URBAN TOURISM IN SOUTHERN EUROPE: assessing present and future climate conditions
1Institute of Geography and Spatial Planning, University of Lisbon, Portugal; 2Centre for the Research and Technology of Agro-Environmental and Biological Sciences, University of Trás-os-Montes and Alto Douro, Portugal
Although tourism in Southern Europe is often assumed to be synonymous with beach tourism, cities are far from being just the gateway to a given region or country. In fact, city tourism is one of the rising markets of international tourism and, in association with market trends such as an aging world population and a growing interest in culture, it is expected to increase even further. Urban climate is a non-negligible asset that these regions have in common.
It is, thus, important to provide a comprehensive interpretation of the weather conditions experienced by tourists in some of the most visited southern European capitals during the summer. Besancenot’s weather type method was selected and applied to Barcelona, Rome, Athens, Lisbon and Zagreb in order to assess these cities climate suitability for tourism activities. The weather type method was preferred on behalf of some of its advantages, namely the possibility to integrate a measure of comfort (using a thermophysiological index - PET) and to incorporate nuances, taking into consideration: a) tourists stated preferences; b) tourists revealed preferences; and c) the possibility of adjusting thresholds to the predominant tourist activities taking place in urban areas. The frequency of occurrence of the different established classes (eight different classes, numbered in descent, from the most favourable to the least favourable), each defined by the combination of 5 different variables (number of sunshine hours, cloud cover (at 12.00h), maximum daily air temperature, precipitation, wind speed) and a comfort index provides a weather-type pattern, which will be crossed with the seasonal tourist demand, in order to understand whether it influences visitors’ arrival.
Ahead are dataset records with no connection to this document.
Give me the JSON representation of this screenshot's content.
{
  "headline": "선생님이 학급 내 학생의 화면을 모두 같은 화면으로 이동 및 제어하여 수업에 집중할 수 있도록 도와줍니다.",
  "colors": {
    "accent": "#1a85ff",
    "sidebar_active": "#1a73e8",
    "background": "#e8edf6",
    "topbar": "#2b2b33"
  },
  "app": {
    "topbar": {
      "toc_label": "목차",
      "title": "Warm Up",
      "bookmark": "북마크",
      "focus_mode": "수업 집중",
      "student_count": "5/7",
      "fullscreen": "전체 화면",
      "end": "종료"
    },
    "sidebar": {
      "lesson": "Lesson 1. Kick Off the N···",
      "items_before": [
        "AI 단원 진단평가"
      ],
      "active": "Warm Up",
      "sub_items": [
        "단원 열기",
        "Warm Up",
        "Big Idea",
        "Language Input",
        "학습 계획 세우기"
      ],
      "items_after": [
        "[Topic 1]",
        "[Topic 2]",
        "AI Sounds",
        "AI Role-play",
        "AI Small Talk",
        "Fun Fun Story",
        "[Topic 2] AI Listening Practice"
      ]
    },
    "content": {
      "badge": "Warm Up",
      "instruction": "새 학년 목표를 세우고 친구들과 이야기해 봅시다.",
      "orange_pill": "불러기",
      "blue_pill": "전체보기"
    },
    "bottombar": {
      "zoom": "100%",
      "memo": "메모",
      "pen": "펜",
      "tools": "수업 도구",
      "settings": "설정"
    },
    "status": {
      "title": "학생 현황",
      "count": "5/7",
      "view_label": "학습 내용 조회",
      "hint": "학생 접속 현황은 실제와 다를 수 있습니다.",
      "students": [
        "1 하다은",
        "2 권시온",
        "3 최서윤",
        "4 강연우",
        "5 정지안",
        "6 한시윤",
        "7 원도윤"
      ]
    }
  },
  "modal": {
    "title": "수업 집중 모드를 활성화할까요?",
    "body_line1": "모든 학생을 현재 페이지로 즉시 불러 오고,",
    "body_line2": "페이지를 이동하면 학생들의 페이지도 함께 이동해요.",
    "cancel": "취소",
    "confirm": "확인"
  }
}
Following the assessment of the climate suitability of these cities during a baseline period (2000-2010), the same methodology will be applied to 2020 and 2050, making use of projections of temperature and precipitation drawn from an ensemble of 9 regional climate model (RCM) simulations based on the International Panel on Climate Change (IPCC) – Synthesis Report on Emission Scenarios (SRES) A1B emission scenario. This will allow to assess whether these destinations will still be adequate for the practice of tourism activities by mid XXI century. With this research, we expect to question claims of southern Europe’s cities declining attractiveness during the summer, under climate change scenarios.